After graduating from Stanford University, Knowles worked for three years in the Department of Painting and Sculpture at the Museum of Modern Art in New York. During her tenure as a doctoral student at Yale University, she researched and traveled for two years in France, where she held a fellowship for one year at the Centre Allemand d’Histoire de l’Art (Deutsches Forum für Kunstgeschichte) in Paris.
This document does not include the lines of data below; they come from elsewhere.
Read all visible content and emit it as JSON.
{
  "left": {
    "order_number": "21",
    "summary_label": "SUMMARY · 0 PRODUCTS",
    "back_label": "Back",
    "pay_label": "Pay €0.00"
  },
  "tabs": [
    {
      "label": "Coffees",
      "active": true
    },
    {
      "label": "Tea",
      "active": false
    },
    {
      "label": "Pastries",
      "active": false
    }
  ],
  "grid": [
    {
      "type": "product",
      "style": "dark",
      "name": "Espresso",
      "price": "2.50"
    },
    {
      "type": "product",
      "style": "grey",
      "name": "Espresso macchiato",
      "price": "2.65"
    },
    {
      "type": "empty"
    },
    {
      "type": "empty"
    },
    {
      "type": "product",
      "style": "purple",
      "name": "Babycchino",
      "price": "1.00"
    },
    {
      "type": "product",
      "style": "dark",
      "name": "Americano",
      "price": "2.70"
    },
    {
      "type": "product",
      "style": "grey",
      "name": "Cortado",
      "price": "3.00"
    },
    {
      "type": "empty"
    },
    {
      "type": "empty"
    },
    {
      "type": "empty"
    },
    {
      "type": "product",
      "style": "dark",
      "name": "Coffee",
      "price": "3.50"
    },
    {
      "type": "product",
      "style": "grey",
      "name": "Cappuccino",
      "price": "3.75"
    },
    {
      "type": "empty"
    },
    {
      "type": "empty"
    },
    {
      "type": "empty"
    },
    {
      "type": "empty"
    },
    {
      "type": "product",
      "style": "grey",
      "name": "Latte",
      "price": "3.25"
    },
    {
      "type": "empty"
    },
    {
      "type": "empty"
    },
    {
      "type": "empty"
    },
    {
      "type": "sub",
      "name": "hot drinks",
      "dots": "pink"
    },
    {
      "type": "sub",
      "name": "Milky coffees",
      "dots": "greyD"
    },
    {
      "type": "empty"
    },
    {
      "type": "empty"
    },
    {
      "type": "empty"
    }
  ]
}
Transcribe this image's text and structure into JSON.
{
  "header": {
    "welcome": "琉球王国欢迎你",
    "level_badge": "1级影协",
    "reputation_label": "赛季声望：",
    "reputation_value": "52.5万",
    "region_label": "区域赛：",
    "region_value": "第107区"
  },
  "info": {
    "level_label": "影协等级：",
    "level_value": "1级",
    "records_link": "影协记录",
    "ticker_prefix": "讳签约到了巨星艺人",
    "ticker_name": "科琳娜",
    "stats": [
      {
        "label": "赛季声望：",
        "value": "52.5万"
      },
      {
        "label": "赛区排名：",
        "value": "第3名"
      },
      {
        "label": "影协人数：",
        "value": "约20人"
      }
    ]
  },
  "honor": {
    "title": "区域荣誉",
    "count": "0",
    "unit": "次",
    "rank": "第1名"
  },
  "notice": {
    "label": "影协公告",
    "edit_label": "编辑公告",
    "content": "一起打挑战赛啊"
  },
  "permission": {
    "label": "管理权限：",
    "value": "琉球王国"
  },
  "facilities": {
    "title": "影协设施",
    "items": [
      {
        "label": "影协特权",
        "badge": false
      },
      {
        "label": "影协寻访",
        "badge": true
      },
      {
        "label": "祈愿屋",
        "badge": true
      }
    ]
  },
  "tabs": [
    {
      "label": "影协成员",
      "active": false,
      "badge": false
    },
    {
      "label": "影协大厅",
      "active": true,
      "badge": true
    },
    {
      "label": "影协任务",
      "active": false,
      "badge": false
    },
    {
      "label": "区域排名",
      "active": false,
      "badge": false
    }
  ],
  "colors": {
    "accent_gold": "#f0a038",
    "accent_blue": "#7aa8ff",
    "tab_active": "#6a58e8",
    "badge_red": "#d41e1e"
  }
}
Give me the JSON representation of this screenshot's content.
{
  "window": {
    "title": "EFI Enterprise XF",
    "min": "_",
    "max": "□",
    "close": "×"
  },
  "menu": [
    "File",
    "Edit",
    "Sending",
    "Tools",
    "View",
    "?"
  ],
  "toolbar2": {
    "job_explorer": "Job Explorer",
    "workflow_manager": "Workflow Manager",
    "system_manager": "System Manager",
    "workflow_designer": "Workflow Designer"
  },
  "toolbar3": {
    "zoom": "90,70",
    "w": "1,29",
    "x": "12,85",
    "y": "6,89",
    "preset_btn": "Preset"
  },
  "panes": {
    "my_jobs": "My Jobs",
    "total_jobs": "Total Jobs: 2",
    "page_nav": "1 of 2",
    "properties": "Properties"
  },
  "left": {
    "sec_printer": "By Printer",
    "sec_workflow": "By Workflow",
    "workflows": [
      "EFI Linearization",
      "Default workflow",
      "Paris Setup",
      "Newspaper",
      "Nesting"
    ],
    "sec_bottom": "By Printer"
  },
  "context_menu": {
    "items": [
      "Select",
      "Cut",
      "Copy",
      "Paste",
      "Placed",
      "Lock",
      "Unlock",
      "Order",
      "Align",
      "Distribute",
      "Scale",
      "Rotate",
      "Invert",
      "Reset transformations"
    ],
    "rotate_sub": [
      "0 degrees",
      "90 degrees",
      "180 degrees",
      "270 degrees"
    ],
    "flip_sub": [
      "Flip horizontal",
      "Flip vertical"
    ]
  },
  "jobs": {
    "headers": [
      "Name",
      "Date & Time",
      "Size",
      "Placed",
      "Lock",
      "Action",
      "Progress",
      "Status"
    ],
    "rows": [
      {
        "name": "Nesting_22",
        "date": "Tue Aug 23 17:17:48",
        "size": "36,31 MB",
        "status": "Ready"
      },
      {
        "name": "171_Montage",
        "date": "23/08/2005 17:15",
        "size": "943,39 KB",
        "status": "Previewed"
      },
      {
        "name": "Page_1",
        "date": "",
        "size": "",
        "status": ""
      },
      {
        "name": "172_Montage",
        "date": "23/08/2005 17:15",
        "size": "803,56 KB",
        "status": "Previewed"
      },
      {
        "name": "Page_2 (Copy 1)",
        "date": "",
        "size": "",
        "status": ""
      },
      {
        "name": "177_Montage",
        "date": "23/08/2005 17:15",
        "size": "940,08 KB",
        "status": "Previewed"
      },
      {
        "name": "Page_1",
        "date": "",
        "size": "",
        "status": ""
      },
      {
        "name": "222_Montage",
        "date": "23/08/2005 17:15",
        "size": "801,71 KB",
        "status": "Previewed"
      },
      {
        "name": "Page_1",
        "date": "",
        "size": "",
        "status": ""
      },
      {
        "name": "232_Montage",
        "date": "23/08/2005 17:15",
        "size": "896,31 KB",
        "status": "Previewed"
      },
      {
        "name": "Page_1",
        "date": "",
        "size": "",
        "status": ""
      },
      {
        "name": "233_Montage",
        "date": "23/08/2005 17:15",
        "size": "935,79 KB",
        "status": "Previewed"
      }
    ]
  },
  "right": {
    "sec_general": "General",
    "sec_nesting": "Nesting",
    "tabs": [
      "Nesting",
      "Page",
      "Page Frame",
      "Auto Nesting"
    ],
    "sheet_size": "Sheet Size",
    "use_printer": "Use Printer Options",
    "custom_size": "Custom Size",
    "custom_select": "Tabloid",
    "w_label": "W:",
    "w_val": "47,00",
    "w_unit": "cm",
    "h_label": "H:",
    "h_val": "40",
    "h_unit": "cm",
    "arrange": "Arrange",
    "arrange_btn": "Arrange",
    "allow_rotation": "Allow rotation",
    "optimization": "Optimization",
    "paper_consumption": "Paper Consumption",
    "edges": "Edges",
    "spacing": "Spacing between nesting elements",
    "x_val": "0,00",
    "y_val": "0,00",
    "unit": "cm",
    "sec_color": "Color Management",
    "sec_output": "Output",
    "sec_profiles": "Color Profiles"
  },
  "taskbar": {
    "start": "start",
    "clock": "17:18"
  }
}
Her 2013 dissertation, “Pierrot’s Costume: Theater, Curiosity, and the Subject of Art in France, 1665-1860,” was awarded Yale’s Frances Blanshard Fellowship Fund prize.
Having joined the art history faculty at Grinnell College in 2013, Knowles offers two courses on nineteenth-century European art, “Figures and Grounds: European Art 1789-1848” and “European Artistic Modernities from Realism to Impressionism.” She also plans to teach a course that pairs a chronological study of the history of photography with readings in the theory of photography: “History and Theory of Photography.” Courses in development include a class on the question of genre in eighteenth-century French art, as well as a possible seminar entitled “Women in Westerns.”